NCJ Number
Date Published
November 2003
55 pages
This study explored the reasons for and solutions to the problems of graffiti, vandalism, and environmental nuisance on public transport.

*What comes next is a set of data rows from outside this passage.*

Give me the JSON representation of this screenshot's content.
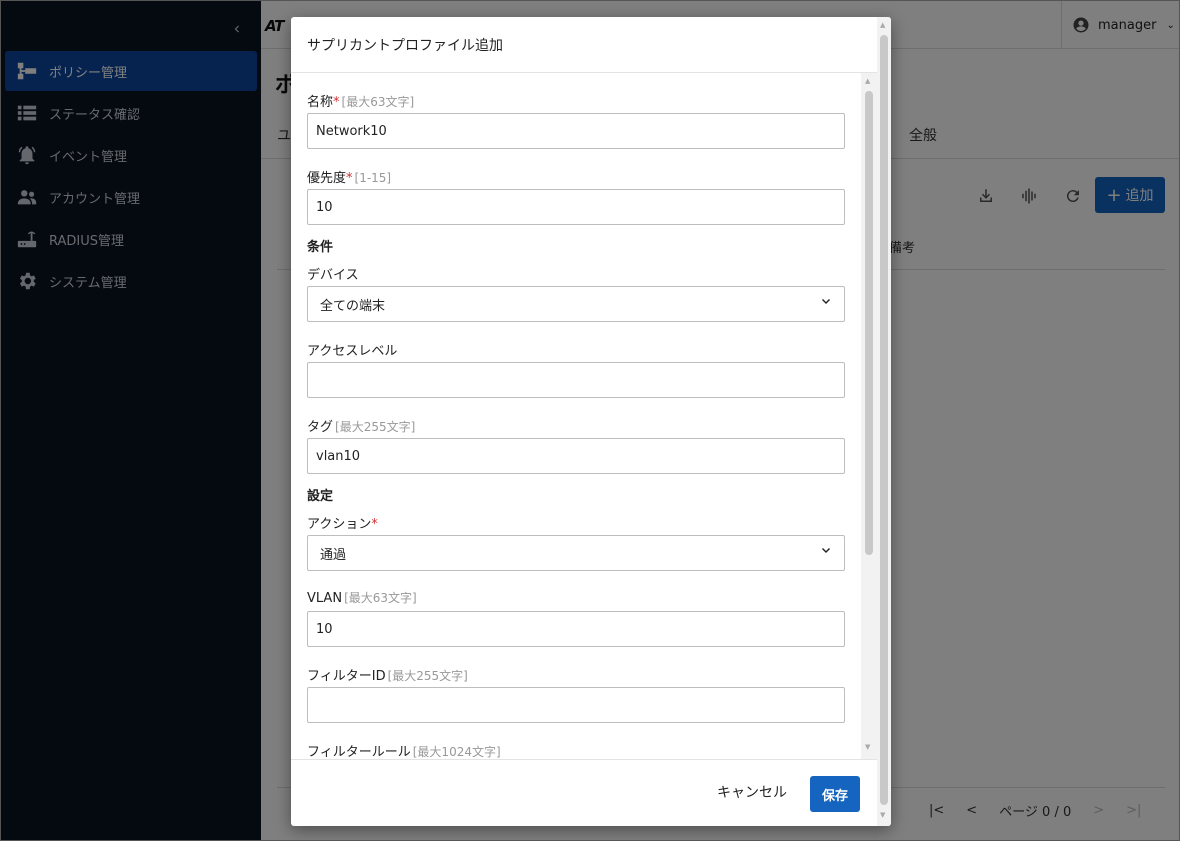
{
  "sidebar": {
    "items": [
      {
        "label": "ポリシー管理",
        "icon": "policy-tree-icon",
        "active": true
      },
      {
        "label": "ステータス確認",
        "icon": "list-icon",
        "active": false
      },
      {
        "label": "イベント管理",
        "icon": "bell-icon",
        "active": false
      },
      {
        "label": "アカウント管理",
        "icon": "people-icon",
        "active": false
      },
      {
        "label": "RADIUS管理",
        "icon": "router-icon",
        "active": false
      },
      {
        "label": "システム管理",
        "icon": "gear-icon",
        "active": false
      }
    ]
  },
  "header": {
    "logo": "AT",
    "user": "manager"
  },
  "page": {
    "title": "ポ",
    "tab_left": "ユ",
    "tab_general": "全般",
    "add_label": "追加",
    "column_remark": "備考",
    "pager": {
      "label": "ページ 0 / 0"
    }
  },
  "modal": {
    "title": "サプリカントプロファイル追加",
    "fields": {
      "name": {
        "label": "名称",
        "required": "*",
        "hint": "[最大63文字]",
        "value": "Network10"
      },
      "priority": {
        "label": "優先度",
        "required": "*",
        "hint": "[1-15]",
        "value": "10"
      },
      "section_condition": "条件",
      "device": {
        "label": "デバイス",
        "value": "全ての端末"
      },
      "access_level": {
        "label": "アクセスレベル",
        "value": ""
      },
      "tag": {
        "label": "タグ",
        "hint": "[最大255文字]",
        "value": "vlan10"
      },
      "section_settings": "設定",
      "action": {
        "label": "アクション",
        "required": "*",
        "value": "通過"
      },
      "vlan": {
        "label": "VLAN",
        "hint": "[最大63文字]",
        "value": "10"
      },
      "filter_id": {
        "label": "フィルターID",
        "hint": "[最大255文字]",
        "value": ""
      },
      "filter_rule": {
        "label": "フィルタールール",
        "hint": "[最大1024文字]"
      }
    },
    "cancel_label": "キャンセル",
    "save_label": "保存"
  },
  "colors": {
    "sidebar_bg": "#0b1320",
    "active_nav": "#0d47a1",
    "primary": "#1565c0",
    "required": "#d32f2f"
  }
}
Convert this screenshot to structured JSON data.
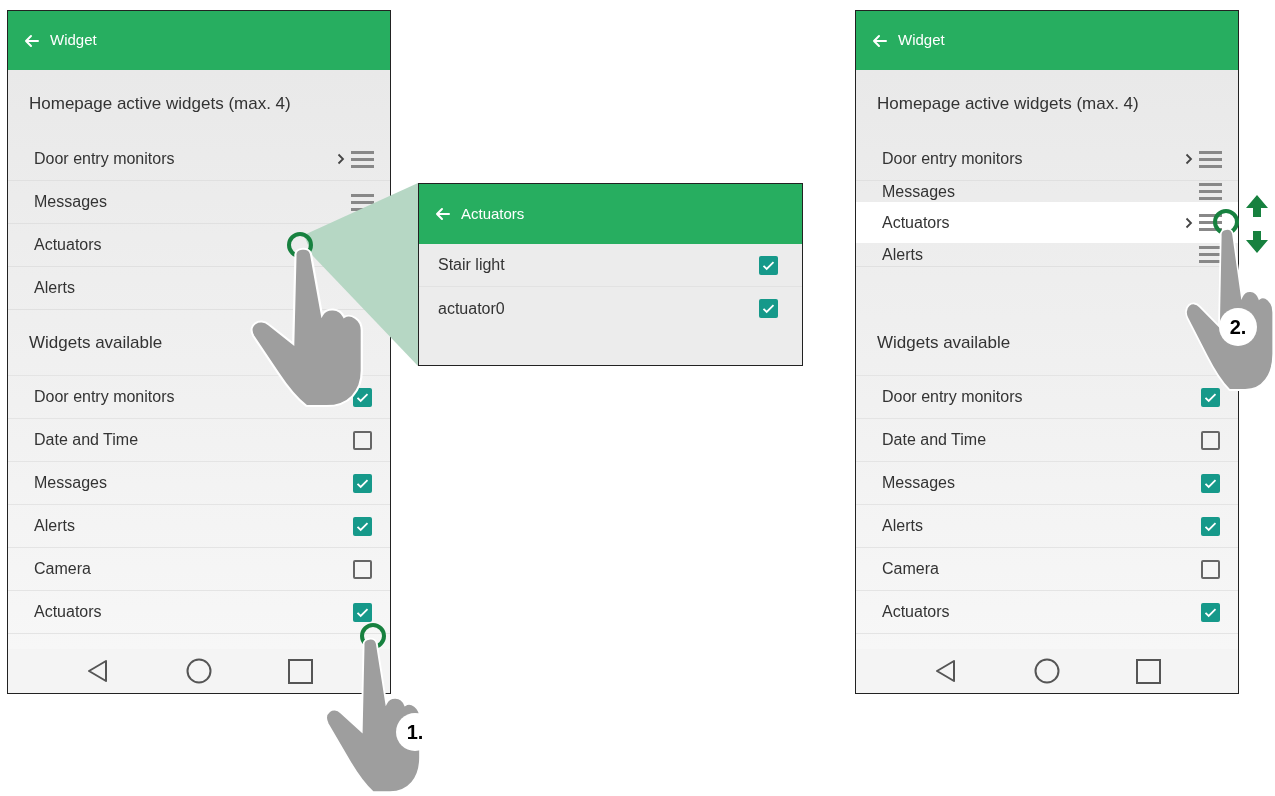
{
  "screens": [
    {
      "title": "Widget",
      "active_heading": "Homepage active widgets (max. 4)",
      "active_widgets": [
        {
          "label": "Door entry monitors",
          "chevron": true
        },
        {
          "label": "Messages",
          "chevron": false
        },
        {
          "label": "Actuators",
          "chevron": false,
          "handle_hidden": true
        },
        {
          "label": "Alerts",
          "chevron": false,
          "handle_hidden": true
        }
      ],
      "available_heading": "Widgets available",
      "available_widgets": [
        {
          "label": "Door entry monitors",
          "checked": true
        },
        {
          "label": "Date and Time",
          "checked": false
        },
        {
          "label": "Messages",
          "checked": true
        },
        {
          "label": "Alerts",
          "checked": true
        },
        {
          "label": "Camera",
          "checked": false
        },
        {
          "label": "Actuators",
          "checked": true
        }
      ]
    },
    {
      "title": "Widget",
      "active_heading": "Homepage active widgets (max. 4)",
      "active_widgets": [
        {
          "label": "Door entry monitors",
          "chevron": true
        },
        {
          "label": "Messages",
          "chevron": false
        },
        {
          "label": "Alerts",
          "chevron": false
        }
      ],
      "dragged_widget": {
        "label": "Actuators",
        "chevron": true
      },
      "available_heading": "Widgets available",
      "available_widgets": [
        {
          "label": "Door entry monitors",
          "checked": true
        },
        {
          "label": "Date and Time",
          "checked": false
        },
        {
          "label": "Messages",
          "checked": true
        },
        {
          "label": "Alerts",
          "checked": true
        },
        {
          "label": "Camera",
          "checked": false
        },
        {
          "label": "Actuators",
          "checked": true
        }
      ]
    }
  ],
  "detail_screen": {
    "title": "Actuators",
    "items": [
      {
        "label": "Stair light",
        "checked": true
      },
      {
        "label": "actuator0",
        "checked": true
      }
    ]
  },
  "steps": [
    "1.",
    "2."
  ]
}
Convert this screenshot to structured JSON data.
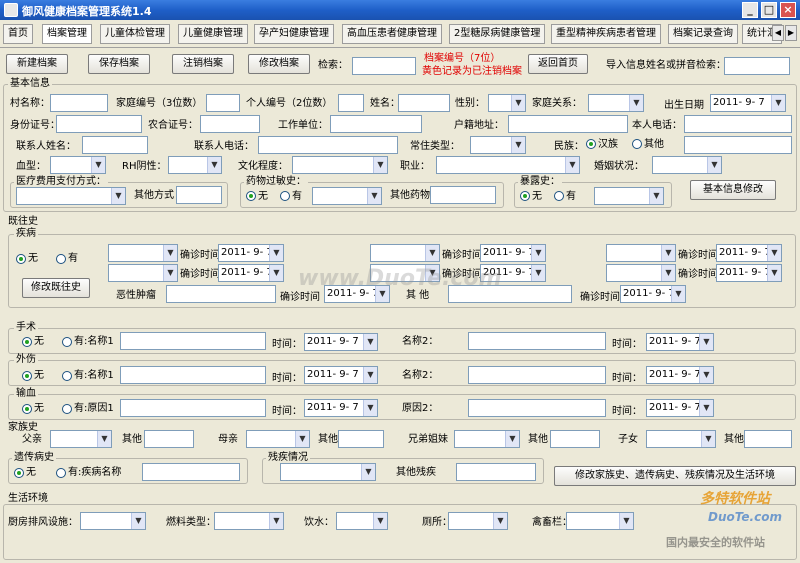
{
  "window": {
    "title": "御风健康档案管理系统1.4",
    "minimize": "_",
    "maximize": "□",
    "close": "×"
  },
  "tabs": [
    "首页",
    "档案管理",
    "儿童体检管理",
    "儿童健康管理",
    "孕产妇健康管理",
    "高血压患者健康管理",
    "2型糖尿病健康管理",
    "重型精神疾病患者管理",
    "档案记录查询",
    "统计汇"
  ],
  "scroll_arrows": {
    "left": "◀",
    "right": "▶"
  },
  "toolbar": {
    "new_label": "新建档案",
    "save_label": "保存档案",
    "cancel_label": "注销档案",
    "edit_label": "修改档案",
    "search_label": "检索：",
    "hint_line1": "档案编号（7位）",
    "hint_line2": "黄色记录为已注销档案",
    "back_label": "返回首页",
    "import_label": "导入信息姓名或拼音检索："
  },
  "basic": {
    "group_title": "基本信息",
    "village_label": "村名称：",
    "family_no_label": "家庭编号（3位数）",
    "person_no_label": "个人编号（2位数）",
    "name_label": "姓名：",
    "gender_label": "性别：",
    "relation_label": "家庭关系：",
    "birth_label": "出生日期",
    "birth_value": "2011- 9- 7",
    "id_label": "身份证号：",
    "farm_label": "农合证号：",
    "work_label": "工作单位：",
    "huji_label": "户籍地址：",
    "phone_label": "本人电话：",
    "contact_label": "联系人姓名：",
    "contact_phone_label": "联系人电话：",
    "resident_label": "常住类型：",
    "ethnic_label": "民族：",
    "ethnic_han": "汉族",
    "ethnic_other": "其他",
    "blood_label": "血型：",
    "rh_label": "RH阴性：",
    "edu_label": "文化程度：",
    "job_label": "职业：",
    "marriage_label": "婚姻状况：",
    "pay_title": "医疗费用支付方式：",
    "pay_other_label": "其他方式",
    "allergy_title": "药物过敏史：",
    "none": "无",
    "yes": "有",
    "allergy_other_label": "其他药物",
    "expose_title": "暴露史：",
    "modify_basic": "基本信息修改"
  },
  "history": {
    "group_title": "既往史",
    "disease_title": "疾病",
    "none": "无",
    "yes": "有",
    "modify_btn": "修改既往史",
    "diag_label": "确诊时间",
    "date": "2011- 9- 7",
    "tumor_label": "恶性肿瘤",
    "other_label": "其 他",
    "surgery_title": "手术",
    "surgery_yes": "有:名称1",
    "time_label": "时间：",
    "name2_label": "名称2：",
    "injury_title": "外伤",
    "transfusion_title": "输血",
    "transfusion_yes": "有:原因1",
    "reason2_label": "原因2："
  },
  "family": {
    "title": "家族史",
    "father": "父亲",
    "mother": "母亲",
    "sibling": "兄弟姐妹",
    "child": "子女",
    "other": "其他",
    "genetic_title": "遗传病史",
    "genetic_yes": "有:疾病名称",
    "disability_title": "残疾情况",
    "disability_other": "其他残疾",
    "modify_btn": "修改家族史、遗传病史、残疾情况及生活环境"
  },
  "living": {
    "title": "生活环境",
    "kitchen": "厨房排风设施：",
    "fuel": "燃料类型：",
    "water": "饮水：",
    "toilet": "厕所：",
    "livestock": "禽畜栏："
  },
  "watermarks": {
    "center": "www.DuoTe.com",
    "brand": "多特软件站",
    "brand_url": "DuoTe.com",
    "slogan": "国内最安全的软件站"
  }
}
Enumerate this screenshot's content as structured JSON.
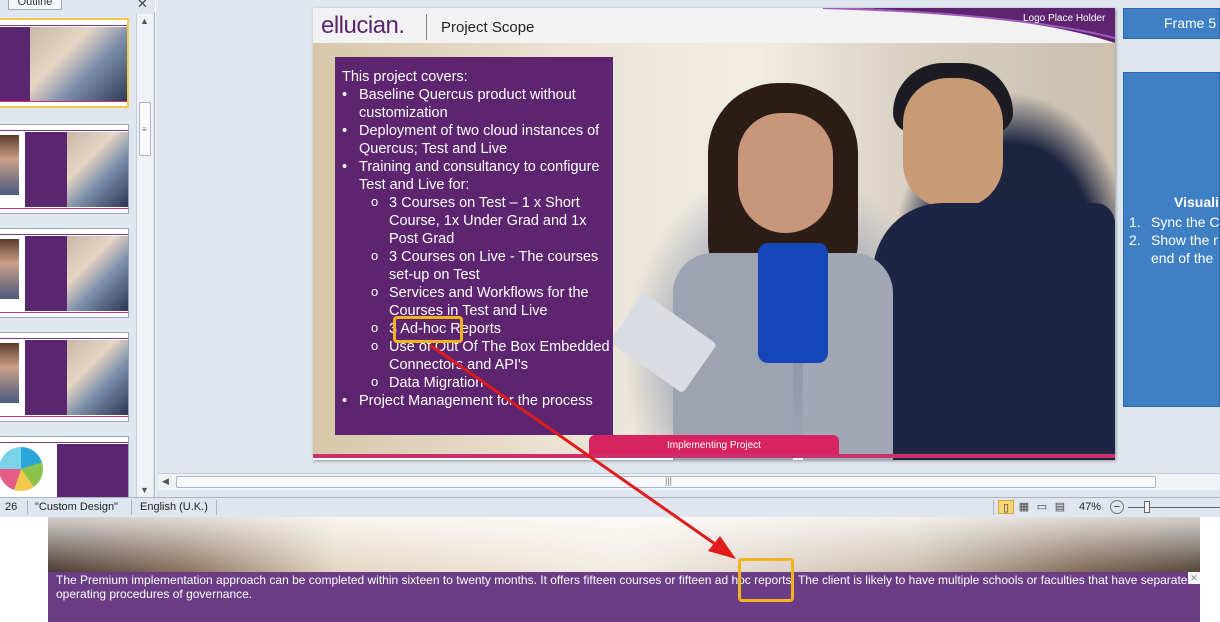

The case studies covered a range and variety of initiatives and conflicting philosophies; however, the research revealed a number of issues of concerns for effectively tackling vandalism and graffiti. Investment to prevent and tackle graffiti and vandalism has to be long-term, sustained, and targeted. A number of examples of financial cutbacks in law enforcement and situational crime prevention measures at a time when graffiti and vandalism was thought to be reducing significantly were revealed. Such cutbacks were followed by a significant upsurge in the problems of graffiti and vandalism on transport networks. Rapid removal of graffiti is still considered to be the most effective means of preventing its growth both on the transport system and in the wider arena. However, the greater use of Internet sites for the display of photographed pieces and tags means that the perpetrators may be less concerned when the original is rapidly removed. Increasingly, recognition is gained from photographic records on the Internet; the Internet is not seen by those responsible for graffiti as a substitute “canvas” for their activities, but informs and complements their activities on public transport and the street. Early intervention diverts young people from further involvement in graffiti and vandalism, and educates youth that the acts of graffiti or vandalism are unacceptable. There is a need to channel young people’s talents positively by providing activities and sites where they can create murals or pieces safely and legally. Legislation that restricts the open sale of spray can paints is identified as a priority and seen as the only effective solution; extending police power to stop and search for spray can paints was also identified as a possible deterrent strategy in the United Kingdom and continental Europe. 1 table